With climate change recently being understood to be of real concern, and carbon emissions being of key concern in the calculation, it’s never been a better time to talk about the use of sustainable timber for sash windows and how we try to minimise any waste of valuable resources.
Before understanding how we use sustainable timber it’s worth understanding a few key concepts. What is sustainable timber? Where does sustainable timber come from?The forestry techniques used in it’s collection, and how new growth is managed.
What is sustainable timber?
When one tree is cut down, another tree is planted in it’s place – that is the short blunt answer, but it’s not what really makes timber sustainable. Timber is made sustainable through careful forestry – carefully handling the delicate surrounding environment, both wildlife and flora, whilst using implementing sustainable forestry techniques. This is the true meaning of sustainable timber. In the UK timber must be FSC compliant in order to be sure of it’s origins and forestry techniques.
The FSC are charged with the responsibility of ensuring timber is correctly managed. It is our opinion that the management of all timber cut down is quite a considerable task, and the timber we use will always be FSC compliant however, we look to forestry companies directly to ensure that basic standards are met in the upkeep of our delicate environment. The responsibility should be with the man planting the tree in place of the one removed. He knows better than anyone how to keep the balance of nature, whilst making healthy profit from it.
Where does Douglas Fir that London Sash Window Repairs Ltd use, come from?
We normally use Douglas Fir which is UK grown. It originates from America. For joinery it has a nice tight, dense grain and makes for an excellent quality finish. Douglas fir was introduced to the UK in 1827. Seeds were planted and it still grows well today. The UK climate is ideal for Douglas Fir as it’s a mild seasons help growth considerably. The Douglas Fir now stands highest of all trees in the UK, over two hundred feet in some cases as a result of the ideal growing environment for this species. Douglas fir is neither Pine or Hemlock, however has been called both, and is very similar.
When timber is collected, in order to be FSC compliant it must have no long term effect on the environment as well as little to no impact on surrounding wildlife. Careful forestry ensures a long term co-existence with the natural woodlands of the UK. Quality, efficient machinery with skilled forestry teams considerably improve the ability to keep Douglas Fir sustainable. If you take a little look at this picture, we chop trees like these down to make our windows. For me, there’s some guilt here, and that’s the whole reason for the post, if there’s a chance to repair sash windows rather than replace, which saves timber, we should take it.

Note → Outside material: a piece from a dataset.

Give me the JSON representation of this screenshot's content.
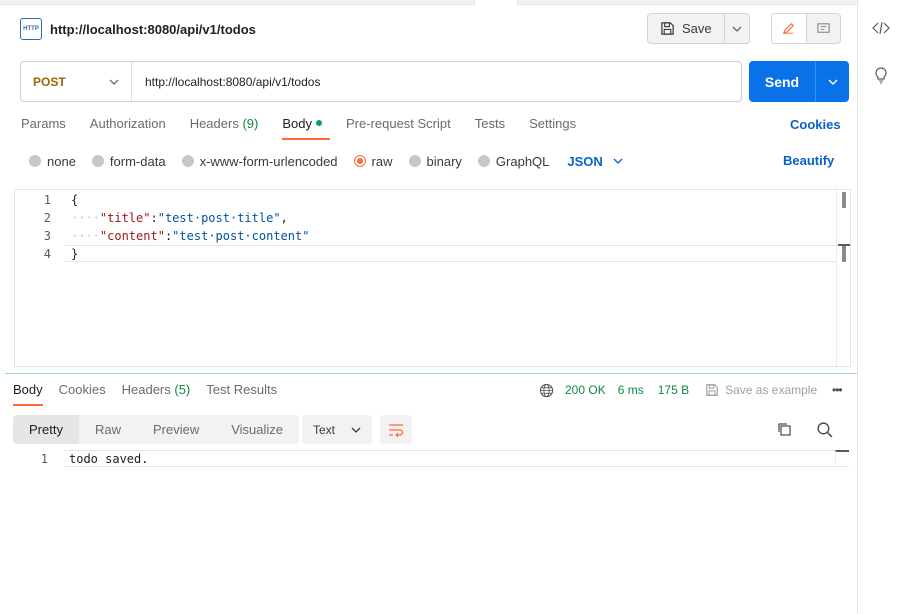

How London Sash Window Repairs Ltd use sustainable timber.
We use Douglas Fir, because it is an exceptionally high quality softwood timber, that when treated and crafted correctly, will last at least twenty years, and further to this, if maintained correctly, will last a lifetime. The most common works carried out by London Sash Window Repairs Ltd include sash window draught proofing, sash window renovation, sash window decoration, and double glazing of existing period sash windows. Repairing before replacing has a huge impact on the overall timber requirements. If we repair a sash window, we are likely to use just five percent of the total timber required to replace. Only sash window parting bead and staff bead is replaced on sash window draft proofing which accounts for just one hundredth of the timber used in replacement! When replacing sash windows entirely we use a micro porous paint that ensures timber stays dry, this further improves the sustainability of timber.
What can we do to make timber more sustainable?
Timber sustainability is something we can all participate in. Just because we are not cutting trees down, and subsequently using them, does not stop us from planting our own. The biggest problem with cutting trees down is the de-forestry which is now the second largest cause of greenhouse gas emissions.We could also consider DIY draught proofing our sash windows or double glazing to reduce carbon emissions. These will both help the environment considerably, reducing greenhouse emissions. Draught proofing in particular is really important and well worth doing for the environment. There is nothing stopping us planting trees for our own benefit, be it an apple, or citrus! Whilst these trees are not used in production, it serves to reduce the net loss of trees globally. It’s a small gesture on a household level, but if everyone with a little space to grow trees, (and especially those with larger areas), did so, the net gain would be extremely significant. It might please you to know 12 percent of the UK is now tree covered and this number is actually growing! We have fully recovered from 1940 when natural stock was significantly depleted due to a lack of import options in that period.